  • perform, listen to, review and evaluate music across a range of historical periods, genres, styles and traditions, including the works of the great composers and musicians;
  • learn to sing and to use their voices, to create and compose music on their own and with others, have the opportunity to learn a musical instrument, use technology appropriately and have the opportunity to progress to the next level of musical excellence;
  • understand and explore how music is created, produced and communicated, including through the inter-related dimensions: pitch, duration, dynamics, tempo, timbre, texture, structure and appropriate musical notations.

Our Music Curriculum takes a holistic approach to music, in which the individual strands are woven together to create engaging and enriching learning experiences.

Each unit combines theses strands within a cross curricular topic designed to capture pupil’s imagination and encourage them to explore music enthusiastically. Over the course of the curriculum children will be taught to sing with fluency and expression and play tuned and untuned instruments accurately and with control. They will learn to recognise the interrelated dimensions of music and use these expressively in their own improvisations and compositions.

Our curriculum follows a spiral model where previous skills and knowledge are returned to and built upon. Children progress in terms of tackling more complex tasks and by doing more simple tasks better, as well as developing understanding and knowledge of the history of music, staff, and other musical notations, as well as the interrelated dimensions of music and more.

In each unit pupils will actively participate in musical activities drawn from a range of styles and traditions, developing their musical skills, and understanding of how music works. Lessons incorporate a range of teaching strategies from independent tasks, paired and group work as well as improvisation and teacher led performances. Lessons are ‘hands on’ and incorporate movement and dance elements, as well as making cross curricular links with other areas of learning.


The impact of our curriculum is constantly monitored by both formative and summative assessment opportunities.

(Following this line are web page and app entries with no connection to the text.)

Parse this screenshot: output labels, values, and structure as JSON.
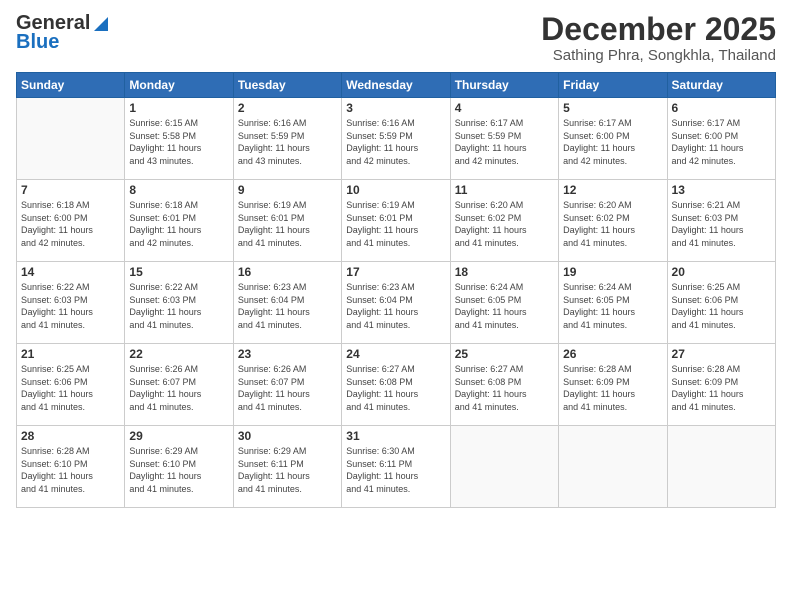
{
  "header": {
    "logo_line1": "General",
    "logo_line2": "Blue",
    "month_title": "December 2025",
    "location": "Sathing Phra, Songkhla, Thailand"
  },
  "days_of_week": [
    "Sunday",
    "Monday",
    "Tuesday",
    "Wednesday",
    "Thursday",
    "Friday",
    "Saturday"
  ],
  "weeks": [
    [
      {
        "day": "",
        "info": ""
      },
      {
        "day": "1",
        "info": "Sunrise: 6:15 AM\nSunset: 5:58 PM\nDaylight: 11 hours\nand 43 minutes."
      },
      {
        "day": "2",
        "info": "Sunrise: 6:16 AM\nSunset: 5:59 PM\nDaylight: 11 hours\nand 43 minutes."
      },
      {
        "day": "3",
        "info": "Sunrise: 6:16 AM\nSunset: 5:59 PM\nDaylight: 11 hours\nand 42 minutes."
      },
      {
        "day": "4",
        "info": "Sunrise: 6:17 AM\nSunset: 5:59 PM\nDaylight: 11 hours\nand 42 minutes."
      },
      {
        "day": "5",
        "info": "Sunrise: 6:17 AM\nSunset: 6:00 PM\nDaylight: 11 hours\nand 42 minutes."
      },
      {
        "day": "6",
        "info": "Sunrise: 6:17 AM\nSunset: 6:00 PM\nDaylight: 11 hours\nand 42 minutes."
      }
    ],
    [
      {
        "day": "7",
        "info": "Sunrise: 6:18 AM\nSunset: 6:00 PM\nDaylight: 11 hours\nand 42 minutes."
      },
      {
        "day": "8",
        "info": "Sunrise: 6:18 AM\nSunset: 6:01 PM\nDaylight: 11 hours\nand 42 minutes."
      },
      {
        "day": "9",
        "info": "Sunrise: 6:19 AM\nSunset: 6:01 PM\nDaylight: 11 hours\nand 41 minutes."
      },
      {
        "day": "10",
        "info": "Sunrise: 6:19 AM\nSunset: 6:01 PM\nDaylight: 11 hours\nand 41 minutes."
      },
      {
        "day": "11",
        "info": "Sunrise: 6:20 AM\nSunset: 6:02 PM\nDaylight: 11 hours\nand 41 minutes."
      },
      {
        "day": "12",
        "info": "Sunrise: 6:20 AM\nSunset: 6:02 PM\nDaylight: 11 hours\nand 41 minutes."
      },
      {
        "day": "13",
        "info": "Sunrise: 6:21 AM\nSunset: 6:03 PM\nDaylight: 11 hours\nand 41 minutes."
      }
    ],
    [
      {
        "day": "14",
        "info": "Sunrise: 6:22 AM\nSunset: 6:03 PM\nDaylight: 11 hours\nand 41 minutes."
      },
      {
        "day": "15",
        "info": "Sunrise: 6:22 AM\nSunset: 6:03 PM\nDaylight: 11 hours\nand 41 minutes."
      },
      {
        "day": "16",
        "info": "Sunrise: 6:23 AM\nSunset: 6:04 PM\nDaylight: 11 hours\nand 41 minutes."
      },
      {
        "day": "17",
        "info": "Sunrise: 6:23 AM\nSunset: 6:04 PM\nDaylight: 11 hours\nand 41 minutes."
      },
      {
        "day": "18",
        "info": "Sunrise: 6:24 AM\nSunset: 6:05 PM\nDaylight: 11 hours\nand 41 minutes."
      },
      {
        "day": "19",
        "info": "Sunrise: 6:24 AM\nSunset: 6:05 PM\nDaylight: 11 hours\nand 41 minutes."
      },
      {
        "day": "20",
        "info": "Sunrise: 6:25 AM\nSunset: 6:06 PM\nDaylight: 11 hours\nand 41 minutes."
      }
    ],
    [
      {
        "day": "21",
        "info": "Sunrise: 6:25 AM\nSunset: 6:06 PM\nDaylight: 11 hours\nand 41 minutes."
      },
      {
        "day": "22",
        "info": "Sunrise: 6:26 AM\nSunset: 6:07 PM\nDaylight: 11 hours\nand 41 minutes."
      },
      {
        "day": "23",
        "info": "Sunrise: 6:26 AM\nSunset: 6:07 PM\nDaylight: 11 hours\nand 41 minutes."
      },
      {
        "day": "24",
        "info": "Sunrise: 6:27 AM\nSunset: 6:08 PM\nDaylight: 11 hours\nand 41 minutes."
      },
      {
        "day": "25",
        "info": "Sunrise: 6:27 AM\nSunset: 6:08 PM\nDaylight: 11 hours\nand 41 minutes."
      },
      {
        "day": "26",
        "info": "Sunrise: 6:28 AM\nSunset: 6:09 PM\nDaylight: 11 hours\nand 41 minutes."
      },
      {
        "day": "27",
        "info": "Sunrise: 6:28 AM\nSunset: 6:09 PM\nDaylight: 11 hours\nand 41 minutes."
      }
    ],
    [
      {
        "day": "28",
        "info": "Sunrise: 6:28 AM\nSunset: 6:10 PM\nDaylight: 11 hours\nand 41 minutes."
      },
      {
        "day": "29",
        "info": "Sunrise: 6:29 AM\nSunset: 6:10 PM\nDaylight: 11 hours\nand 41 minutes."
      },
      {
        "day": "30",
        "info": "Sunrise: 6:29 AM\nSunset: 6:11 PM\nDaylight: 11 hours\nand 41 minutes."
      },
      {
        "day": "31",
        "info": "Sunrise: 6:30 AM\nSunset: 6:11 PM\nDaylight: 11 hours\nand 41 minutes."
      },
      {
        "day": "",
        "info": ""
      },
      {
        "day": "",
        "info": ""
      },
      {
        "day": "",
        "info": ""
      }
    ]
  ]
}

Each lesson includes opportunities for teachers to assess children against learning objectives and the end of each unit offers a performance opportunity where teachers can make a summative assessment of pupil’s learning.

Pupils should leave our school with a range of skills to enable them to enjoy and appreciate music throughout their lives.

The expected impact of our curriculum is that children will:

  • Be confident performers, composers and listeners and will be able to express themselves musically at and beyond school.
  • Show an appreciation and respect for a wide range of musical styles from around the world and will understand how music is influenced by the wider cultural, social and historical contexts in which it is developed.
  • Understand the ways in which music can be written down to support performing and composing.
  • Demonstrate and articulate an enthusiasm for music and be able to identify their own personal music preferences.
  • Meet the end of Key Stage expectations outlines in the National Curriculum for Music.